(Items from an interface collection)

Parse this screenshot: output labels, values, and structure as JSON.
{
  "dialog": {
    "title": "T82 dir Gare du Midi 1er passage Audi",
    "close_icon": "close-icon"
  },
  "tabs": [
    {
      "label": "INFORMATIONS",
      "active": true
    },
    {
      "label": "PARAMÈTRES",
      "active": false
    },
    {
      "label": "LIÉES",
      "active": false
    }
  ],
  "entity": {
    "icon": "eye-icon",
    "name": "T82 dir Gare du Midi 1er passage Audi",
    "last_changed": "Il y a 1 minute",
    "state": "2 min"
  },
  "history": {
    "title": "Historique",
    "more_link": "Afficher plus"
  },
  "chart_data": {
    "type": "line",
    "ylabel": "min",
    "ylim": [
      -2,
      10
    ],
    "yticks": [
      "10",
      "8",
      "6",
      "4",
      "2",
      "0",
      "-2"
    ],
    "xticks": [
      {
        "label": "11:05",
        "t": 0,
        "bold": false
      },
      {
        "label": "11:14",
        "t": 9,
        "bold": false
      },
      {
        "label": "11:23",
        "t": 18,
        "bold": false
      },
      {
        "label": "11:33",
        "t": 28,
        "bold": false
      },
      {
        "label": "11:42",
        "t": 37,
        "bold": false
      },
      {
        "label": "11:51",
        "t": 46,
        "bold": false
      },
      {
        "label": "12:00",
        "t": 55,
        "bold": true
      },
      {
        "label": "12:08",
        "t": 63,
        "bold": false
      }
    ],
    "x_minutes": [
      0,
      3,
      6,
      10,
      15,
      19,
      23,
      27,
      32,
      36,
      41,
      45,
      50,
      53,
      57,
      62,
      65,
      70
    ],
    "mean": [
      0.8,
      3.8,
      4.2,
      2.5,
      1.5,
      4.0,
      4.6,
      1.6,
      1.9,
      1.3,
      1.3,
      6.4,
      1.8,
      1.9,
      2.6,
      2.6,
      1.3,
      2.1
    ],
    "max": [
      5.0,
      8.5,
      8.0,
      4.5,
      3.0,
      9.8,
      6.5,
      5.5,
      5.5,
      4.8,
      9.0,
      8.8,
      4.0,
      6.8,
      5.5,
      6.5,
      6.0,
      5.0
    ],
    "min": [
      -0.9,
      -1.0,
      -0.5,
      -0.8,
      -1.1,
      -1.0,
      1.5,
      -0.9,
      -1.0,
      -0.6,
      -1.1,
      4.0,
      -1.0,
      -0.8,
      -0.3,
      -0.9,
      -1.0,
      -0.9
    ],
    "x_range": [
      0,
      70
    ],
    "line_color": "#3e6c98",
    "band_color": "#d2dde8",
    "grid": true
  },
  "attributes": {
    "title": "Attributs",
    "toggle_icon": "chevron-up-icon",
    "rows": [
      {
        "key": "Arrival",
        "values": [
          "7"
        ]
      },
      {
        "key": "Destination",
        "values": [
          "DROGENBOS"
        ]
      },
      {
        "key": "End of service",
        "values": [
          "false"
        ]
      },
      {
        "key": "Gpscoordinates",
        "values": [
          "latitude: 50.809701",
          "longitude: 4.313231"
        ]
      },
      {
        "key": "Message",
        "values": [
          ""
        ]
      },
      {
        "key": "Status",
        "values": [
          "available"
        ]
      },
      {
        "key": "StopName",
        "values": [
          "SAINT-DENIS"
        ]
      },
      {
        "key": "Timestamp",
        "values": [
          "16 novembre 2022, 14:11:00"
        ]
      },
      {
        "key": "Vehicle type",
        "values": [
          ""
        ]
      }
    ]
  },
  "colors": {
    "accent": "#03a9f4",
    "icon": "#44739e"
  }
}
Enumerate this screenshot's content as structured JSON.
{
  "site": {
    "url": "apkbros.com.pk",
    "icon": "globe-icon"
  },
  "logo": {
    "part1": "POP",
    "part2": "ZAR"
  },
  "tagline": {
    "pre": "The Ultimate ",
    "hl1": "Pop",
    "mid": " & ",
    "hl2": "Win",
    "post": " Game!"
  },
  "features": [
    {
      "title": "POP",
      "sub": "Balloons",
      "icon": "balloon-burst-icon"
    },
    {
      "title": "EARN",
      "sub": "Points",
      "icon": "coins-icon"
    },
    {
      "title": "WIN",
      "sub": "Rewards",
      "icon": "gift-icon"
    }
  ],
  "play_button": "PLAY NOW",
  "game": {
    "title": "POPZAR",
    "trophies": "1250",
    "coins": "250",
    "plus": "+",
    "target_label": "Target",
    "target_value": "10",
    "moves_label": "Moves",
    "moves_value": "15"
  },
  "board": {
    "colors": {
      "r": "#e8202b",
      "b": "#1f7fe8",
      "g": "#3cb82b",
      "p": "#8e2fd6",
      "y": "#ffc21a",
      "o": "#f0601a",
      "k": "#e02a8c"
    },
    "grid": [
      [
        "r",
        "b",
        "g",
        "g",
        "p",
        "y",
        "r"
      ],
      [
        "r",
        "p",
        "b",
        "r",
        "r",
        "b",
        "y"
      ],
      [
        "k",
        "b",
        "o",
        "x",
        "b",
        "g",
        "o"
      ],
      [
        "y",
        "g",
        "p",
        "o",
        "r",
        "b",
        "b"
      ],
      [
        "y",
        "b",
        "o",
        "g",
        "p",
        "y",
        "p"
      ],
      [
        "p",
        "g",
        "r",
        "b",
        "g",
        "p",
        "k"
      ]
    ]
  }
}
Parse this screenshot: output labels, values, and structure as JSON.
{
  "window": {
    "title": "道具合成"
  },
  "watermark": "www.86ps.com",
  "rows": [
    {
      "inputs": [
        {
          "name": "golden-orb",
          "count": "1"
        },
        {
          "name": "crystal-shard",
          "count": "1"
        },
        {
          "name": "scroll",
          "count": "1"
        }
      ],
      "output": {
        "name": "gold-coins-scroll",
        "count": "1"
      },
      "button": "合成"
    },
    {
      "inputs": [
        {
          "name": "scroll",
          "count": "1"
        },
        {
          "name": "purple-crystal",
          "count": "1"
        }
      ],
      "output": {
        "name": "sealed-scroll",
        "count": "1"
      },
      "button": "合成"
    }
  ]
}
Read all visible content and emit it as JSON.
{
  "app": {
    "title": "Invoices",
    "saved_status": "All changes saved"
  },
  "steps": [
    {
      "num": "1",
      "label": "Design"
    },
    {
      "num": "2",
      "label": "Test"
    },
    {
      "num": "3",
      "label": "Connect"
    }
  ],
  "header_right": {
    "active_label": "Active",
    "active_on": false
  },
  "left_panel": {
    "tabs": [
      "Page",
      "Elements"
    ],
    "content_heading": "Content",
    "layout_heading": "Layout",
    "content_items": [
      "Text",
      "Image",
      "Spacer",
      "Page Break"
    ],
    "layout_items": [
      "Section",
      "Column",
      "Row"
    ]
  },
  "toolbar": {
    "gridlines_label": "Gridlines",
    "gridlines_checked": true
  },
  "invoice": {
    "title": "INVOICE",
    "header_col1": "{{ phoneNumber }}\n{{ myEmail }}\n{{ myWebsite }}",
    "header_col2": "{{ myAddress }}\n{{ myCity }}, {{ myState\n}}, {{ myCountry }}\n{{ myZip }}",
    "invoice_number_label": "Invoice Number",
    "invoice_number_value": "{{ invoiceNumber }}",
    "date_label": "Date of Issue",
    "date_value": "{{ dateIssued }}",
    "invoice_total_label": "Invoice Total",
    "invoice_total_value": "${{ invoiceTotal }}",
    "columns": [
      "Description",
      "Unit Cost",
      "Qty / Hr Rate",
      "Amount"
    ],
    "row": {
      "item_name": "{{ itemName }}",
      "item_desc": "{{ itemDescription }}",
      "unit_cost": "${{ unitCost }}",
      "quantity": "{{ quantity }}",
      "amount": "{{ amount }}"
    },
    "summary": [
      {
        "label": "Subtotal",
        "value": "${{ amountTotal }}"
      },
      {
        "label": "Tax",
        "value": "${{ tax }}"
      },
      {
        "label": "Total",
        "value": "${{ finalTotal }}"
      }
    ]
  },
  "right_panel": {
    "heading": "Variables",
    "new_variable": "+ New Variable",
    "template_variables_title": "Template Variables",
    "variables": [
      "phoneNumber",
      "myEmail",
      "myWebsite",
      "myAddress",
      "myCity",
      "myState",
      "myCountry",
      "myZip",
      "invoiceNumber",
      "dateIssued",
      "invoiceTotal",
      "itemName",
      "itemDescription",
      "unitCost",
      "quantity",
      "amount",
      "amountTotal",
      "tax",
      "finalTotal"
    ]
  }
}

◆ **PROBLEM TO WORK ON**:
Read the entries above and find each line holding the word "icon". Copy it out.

◆ **EXPECTED OUTPUT**:
    "close_icon": "close-icon"
    "icon": "eye-icon",
    "toggle_icon": "chevron-up-icon",
    "icon": "#44739e"
    "icon": "globe-icon"
      "icon": "balloon-burst-icon"
      "icon": "coins-icon"
      "icon": "gift-icon"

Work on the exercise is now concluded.